After premiering live in 1975, the “Help>Slip>Frank” suite was performed over 100 times by the Dead. This legendary clip of “Help>Slip>Frank” comes from one of the Dead’s most notable performances among their more than 2,300 shows spanning 30 years. Recorded live on June 19, 1976 at the Capitol Theatre in Passaic, New Jersey, the Dead opened the show with this crisp version of “Help>Slip>Frank.” It’s incredible that it was captured on video. Just this year, the Dead released a box set of five June 1976 shows from Boston, New York, and New Jersey, including the Cap Theatre show.

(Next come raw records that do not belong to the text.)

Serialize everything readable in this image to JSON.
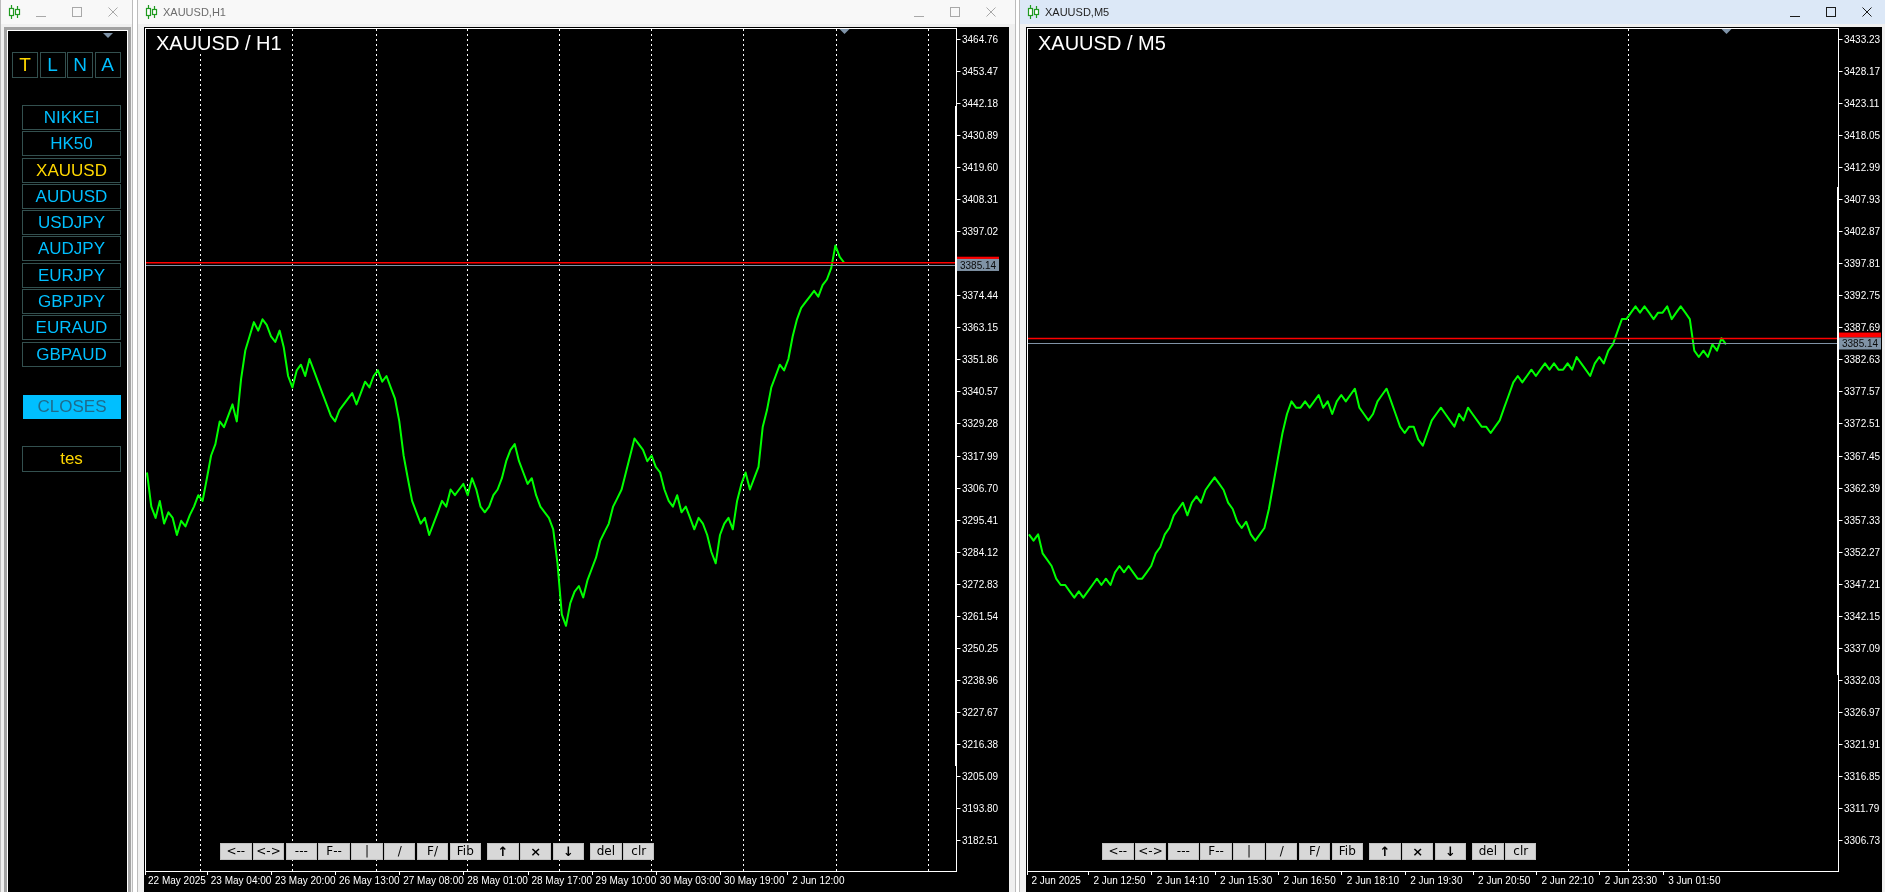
{
  "panel_window": {
    "active": false,
    "mode_buttons": [
      {
        "label": "T",
        "selected": true
      },
      {
        "label": "L",
        "selected": false
      },
      {
        "label": "N",
        "selected": false
      },
      {
        "label": "A",
        "selected": false
      }
    ],
    "symbols": [
      {
        "label": "NIKKEI",
        "selected": false
      },
      {
        "label": "HK50",
        "selected": false
      },
      {
        "label": "XAUUSD",
        "selected": true
      },
      {
        "label": "AUDUSD",
        "selected": false
      },
      {
        "label": "USDJPY",
        "selected": false
      },
      {
        "label": "AUDJPY",
        "selected": false
      },
      {
        "label": "EURJPY",
        "selected": false
      },
      {
        "label": "GBPJPY",
        "selected": false
      },
      {
        "label": "EURAUD",
        "selected": false
      },
      {
        "label": "GBPAUD",
        "selected": false
      }
    ],
    "close_button": {
      "label": "CLOSES"
    },
    "test_button": {
      "label": "tes"
    }
  },
  "chart_windows": [
    {
      "title": "XAUUSD,H1",
      "active": false,
      "toolbar": [
        {
          "kind": "draw",
          "buttons": [
            {
              "label": "<--"
            },
            {
              "label": "<->"
            },
            {
              "label": "---"
            },
            {
              "label": "F--"
            },
            {
              "label": "|"
            },
            {
              "label": "/"
            },
            {
              "label": "F/"
            },
            {
              "label": "Fib"
            }
          ]
        },
        {
          "kind": "order",
          "buttons": [
            {
              "label": "↑"
            },
            {
              "label": "×"
            },
            {
              "label": "↓"
            }
          ]
        },
        {
          "kind": "edit",
          "buttons": [
            {
              "label": "del"
            },
            {
              "label": "clr"
            }
          ]
        }
      ],
      "chart_data": {
        "type": "line",
        "title": "XAUUSD / H1",
        "ylim": [
          3171.59,
          3468.28
        ],
        "categories": [
          null,
          null,
          null,
          null,
          null,
          null,
          null,
          "22 May 2025",
          null,
          null,
          null,
          null,
          null,
          null,
          null,
          null,
          null,
          null,
          null,
          null,
          null,
          null,
          "23 May 04:00",
          null,
          null,
          null,
          null,
          null,
          null,
          null,
          null,
          null,
          null,
          null,
          null,
          null,
          null,
          "23 May 20:00",
          null,
          null,
          null,
          null,
          null,
          null,
          null,
          null,
          null,
          null,
          null,
          null,
          null,
          null,
          "26 May 13:00",
          null,
          null,
          null,
          null,
          null,
          null,
          null,
          null,
          null,
          null,
          null,
          null,
          null,
          null,
          "27 May 08:00",
          null,
          null,
          null,
          null,
          null,
          null,
          null,
          null,
          null,
          null,
          null,
          null,
          null,
          null,
          "28 May 01:00",
          null,
          null,
          null,
          null,
          null,
          null,
          null,
          null,
          null,
          null,
          null,
          null,
          null,
          null,
          "28 May 17:00",
          null,
          null,
          null,
          null,
          null,
          null,
          null,
          null,
          null,
          null,
          null,
          null,
          null,
          null,
          "29 May 10:00",
          null,
          null,
          null,
          null,
          null,
          null,
          null,
          null,
          null,
          null,
          null,
          null,
          null,
          null,
          "30 May 03:00",
          null,
          null,
          null,
          null,
          null,
          null,
          null,
          null,
          null,
          null,
          null,
          null,
          null,
          null,
          "30 May 19:00",
          null,
          null,
          null,
          null,
          null,
          null,
          null,
          null,
          null,
          null,
          null,
          null,
          null,
          null,
          "2 Jun 12:00",
          null,
          null,
          null,
          null,
          null,
          null
        ],
        "values": [
          3312,
          3300,
          3296,
          3302,
          3294,
          3298,
          3296,
          3290,
          3295,
          3293,
          3297,
          3300,
          3304,
          3302,
          3310,
          3318,
          3322,
          3330,
          3328,
          3332,
          3336,
          3330,
          3345,
          3355,
          3360,
          3365,
          3362,
          3366,
          3364,
          3360,
          3358,
          3362,
          3356,
          3346,
          3342,
          3348,
          3350,
          3346,
          3352,
          3348,
          3344,
          3340,
          3336,
          3332,
          3330,
          3334,
          3336,
          3338,
          3340,
          3336,
          3340,
          3344,
          3342,
          3346,
          3348,
          3344,
          3346,
          3342,
          3338,
          3330,
          3318,
          3310,
          3302,
          3298,
          3294,
          3296,
          3290,
          3294,
          3298,
          3302,
          3300,
          3306,
          3304,
          3306,
          3308,
          3304,
          3310,
          3306,
          3300,
          3298,
          3300,
          3304,
          3306,
          3310,
          3316,
          3320,
          3322,
          3316,
          3312,
          3308,
          3310,
          3304,
          3300,
          3298,
          3296,
          3292,
          3280,
          3262,
          3258,
          3266,
          3270,
          3272,
          3268,
          3274,
          3278,
          3282,
          3288,
          3291,
          3294,
          3300,
          3303,
          3306,
          3312,
          3318,
          3324,
          3322,
          3320,
          3316,
          3318,
          3314,
          3312,
          3306,
          3302,
          3300,
          3304,
          3298,
          3300,
          3296,
          3292,
          3296,
          3294,
          3290,
          3284,
          3280,
          3290,
          3294,
          3296,
          3292,
          3302,
          3308,
          3312,
          3306,
          3310,
          3314,
          3328,
          3334,
          3342,
          3346,
          3350,
          3348,
          3352,
          3360,
          3366,
          3370,
          3372,
          3374,
          3376,
          3374,
          3378,
          3380,
          3384,
          3392,
          3388,
          3386
        ],
        "yticks": [
          {
            "value": 3464.76,
            "label": "3464.76"
          },
          {
            "value": 3453.47,
            "label": "3453.47"
          },
          {
            "value": 3442.18,
            "label": "3442.18"
          },
          {
            "value": 3430.89,
            "label": "3430.89"
          },
          {
            "value": 3419.6,
            "label": "3419.60"
          },
          {
            "value": 3408.31,
            "label": "3408.31"
          },
          {
            "value": 3397.02,
            "label": "3397.02"
          },
          {
            "value": 3374.44,
            "label": "3374.44"
          },
          {
            "value": 3363.15,
            "label": "3363.15"
          },
          {
            "value": 3351.86,
            "label": "3351.86"
          },
          {
            "value": 3340.57,
            "label": "3340.57"
          },
          {
            "value": 3329.28,
            "label": "3329.28"
          },
          {
            "value": 3317.99,
            "label": "3317.99"
          },
          {
            "value": 3306.7,
            "label": "3306.70"
          },
          {
            "value": 3295.41,
            "label": "3295.41"
          },
          {
            "value": 3284.12,
            "label": "3284.12"
          },
          {
            "value": 3272.83,
            "label": "3272.83"
          },
          {
            "value": 3261.54,
            "label": "3261.54"
          },
          {
            "value": 3250.25,
            "label": "3250.25"
          },
          {
            "value": 3238.96,
            "label": "3238.96"
          },
          {
            "value": 3227.67,
            "label": "3227.67"
          },
          {
            "value": 3216.38,
            "label": "3216.38"
          },
          {
            "value": 3205.09,
            "label": "3205.09"
          },
          {
            "value": 3193.8,
            "label": "3193.80"
          },
          {
            "value": 3182.51,
            "label": "3182.51"
          }
        ],
        "ref_lines": [
          {
            "axis": "y",
            "value": 3385.92,
            "color": "#ff0000"
          },
          {
            "axis": "y",
            "value": 3385.14,
            "color": "#8093a6",
            "label": "3385.14"
          }
        ]
      }
    },
    {
      "title": "XAUUSD,M5",
      "active": true,
      "toolbar": [
        {
          "kind": "draw",
          "buttons": [
            {
              "label": "<--"
            },
            {
              "label": "<->"
            },
            {
              "label": "---"
            },
            {
              "label": "F--"
            },
            {
              "label": "|"
            },
            {
              "label": "/"
            },
            {
              "label": "F/"
            },
            {
              "label": "Fib"
            }
          ]
        },
        {
          "kind": "order",
          "buttons": [
            {
              "label": "↑"
            },
            {
              "label": "×"
            },
            {
              "label": "↓"
            }
          ]
        },
        {
          "kind": "edit",
          "buttons": [
            {
              "label": "del"
            },
            {
              "label": "clr"
            }
          ]
        }
      ],
      "chart_data": {
        "type": "line",
        "title": "XAUUSD / M5",
        "ylim": [
          3301.83,
          3434.81
        ],
        "categories": [
          null,
          null,
          null,
          null,
          null,
          null,
          "2 Jun 2025",
          null,
          null,
          null,
          null,
          null,
          null,
          null,
          null,
          null,
          null,
          null,
          null,
          null,
          "2 Jun 12:50",
          null,
          null,
          null,
          null,
          null,
          null,
          null,
          null,
          null,
          null,
          null,
          null,
          null,
          "2 Jun 14:10",
          null,
          null,
          null,
          null,
          null,
          null,
          null,
          null,
          null,
          null,
          null,
          null,
          null,
          "2 Jun 15:30",
          null,
          null,
          null,
          null,
          null,
          null,
          null,
          null,
          null,
          null,
          null,
          null,
          null,
          "2 Jun 16:50",
          null,
          null,
          null,
          null,
          null,
          null,
          null,
          null,
          null,
          null,
          null,
          null,
          null,
          "2 Jun 18:10",
          null,
          null,
          null,
          null,
          null,
          null,
          null,
          null,
          null,
          null,
          null,
          null,
          null,
          "2 Jun 19:30",
          null,
          null,
          null,
          null,
          null,
          null,
          null,
          null,
          null,
          null,
          null,
          null,
          null,
          null,
          "2 Jun 20:50",
          null,
          null,
          null,
          null,
          null,
          null,
          null,
          null,
          null,
          null,
          null,
          null,
          null,
          "2 Jun 22:10",
          null,
          null,
          null,
          null,
          null,
          null,
          null,
          null,
          null,
          null,
          null,
          null,
          null,
          "2 Jun 23:30",
          null,
          null,
          null,
          null,
          null,
          null,
          null,
          null,
          null,
          null,
          null,
          null,
          null,
          "3 Jun 01:50",
          null,
          null,
          null,
          null,
          null,
          null,
          null
        ],
        "values": [
          3355,
          3354,
          3355,
          3352,
          3351,
          3350,
          3348,
          3347,
          3347,
          3346,
          3345,
          3346,
          3345,
          3346,
          3347,
          3348,
          3347,
          3348,
          3347,
          3349,
          3350,
          3349,
          3350,
          3349,
          3348,
          3348,
          3349,
          3350,
          3352,
          3353,
          3355,
          3356,
          3358,
          3359,
          3360,
          3358,
          3360,
          3361,
          3360,
          3362,
          3363,
          3364,
          3363,
          3362,
          3360,
          3359,
          3357,
          3356,
          3357,
          3355,
          3354,
          3355,
          3356,
          3359,
          3363,
          3367,
          3371,
          3374,
          3376,
          3375,
          3375,
          3376,
          3375,
          3376,
          3377,
          3375,
          3376,
          3374,
          3376,
          3377,
          3376,
          3377,
          3378,
          3375,
          3374,
          3373,
          3374,
          3376,
          3377,
          3378,
          3376,
          3374,
          3372,
          3371,
          3372,
          3372,
          3370,
          3369,
          3371,
          3373,
          3374,
          3375,
          3374,
          3373,
          3372,
          3374,
          3373,
          3375,
          3374,
          3373,
          3372,
          3372,
          3371,
          3372,
          3373,
          3375,
          3377,
          3379,
          3380,
          3379,
          3380,
          3381,
          3380,
          3381,
          3382,
          3381,
          3382,
          3381,
          3381,
          3382,
          3381,
          3383,
          3382,
          3381,
          3380,
          3382,
          3383,
          3382,
          3384,
          3385,
          3387,
          3389,
          3389,
          3390,
          3391,
          3390,
          3391,
          3390,
          3389,
          3390,
          3390,
          3391,
          3389,
          3390,
          3391,
          3390,
          3389,
          3384,
          3383,
          3384,
          3383,
          3385,
          3384,
          3386,
          3385
        ],
        "yticks": [
          {
            "value": 3433.23,
            "label": "3433.23"
          },
          {
            "value": 3428.17,
            "label": "3428.17"
          },
          {
            "value": 3423.11,
            "label": "3423.11"
          },
          {
            "value": 3418.05,
            "label": "3418.05"
          },
          {
            "value": 3412.99,
            "label": "3412.99"
          },
          {
            "value": 3407.93,
            "label": "3407.93"
          },
          {
            "value": 3402.87,
            "label": "3402.87"
          },
          {
            "value": 3397.81,
            "label": "3397.81"
          },
          {
            "value": 3392.75,
            "label": "3392.75"
          },
          {
            "value": 3387.69,
            "label": "3387.69"
          },
          {
            "value": 3382.63,
            "label": "3382.63"
          },
          {
            "value": 3377.57,
            "label": "3377.57"
          },
          {
            "value": 3372.51,
            "label": "3372.51"
          },
          {
            "value": 3367.45,
            "label": "3367.45"
          },
          {
            "value": 3362.39,
            "label": "3362.39"
          },
          {
            "value": 3357.33,
            "label": "3357.33"
          },
          {
            "value": 3352.27,
            "label": "3352.27"
          },
          {
            "value": 3347.21,
            "label": "3347.21"
          },
          {
            "value": 3342.15,
            "label": "3342.15"
          },
          {
            "value": 3337.09,
            "label": "3337.09"
          },
          {
            "value": 3332.03,
            "label": "3332.03"
          },
          {
            "value": 3326.97,
            "label": "3326.97"
          },
          {
            "value": 3321.91,
            "label": "3321.91"
          },
          {
            "value": 3316.85,
            "label": "3316.85"
          },
          {
            "value": 3311.79,
            "label": "3311.79"
          },
          {
            "value": 3306.73,
            "label": "3306.73"
          }
        ],
        "ref_lines": [
          {
            "axis": "y",
            "value": 3385.92,
            "color": "#ff0000"
          },
          {
            "axis": "y",
            "value": 3385.14,
            "color": "#8093a6",
            "label": "3385.14"
          }
        ]
      }
    }
  ]
}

These shows were recorded by Betty Cantor-Jackson, the Dead’s famed sound engineer. Cantor-Jackson’s recordings, known as “Betty Boards,” as in Betty’s “soundboard” recordings, are regarded as the best sounding concerts captured on tape of the Dead’s music. This is no small feat—the most famous Betty Board is “Cornell ‘77” a live Dead album that was selected for inclusion in the National Recording Registry of the Library of Congress. While “Cornell ‘77” is known as the best Grateful Dead show ever, some think the June ‘76 shows were even better. There’s no video of “Cornell ‘77” but you can enjoy watching this “Help>Slip>Frank” from June ‘76 https://www.youtube.com/watch?v=XkbzCTggD80&t=100s .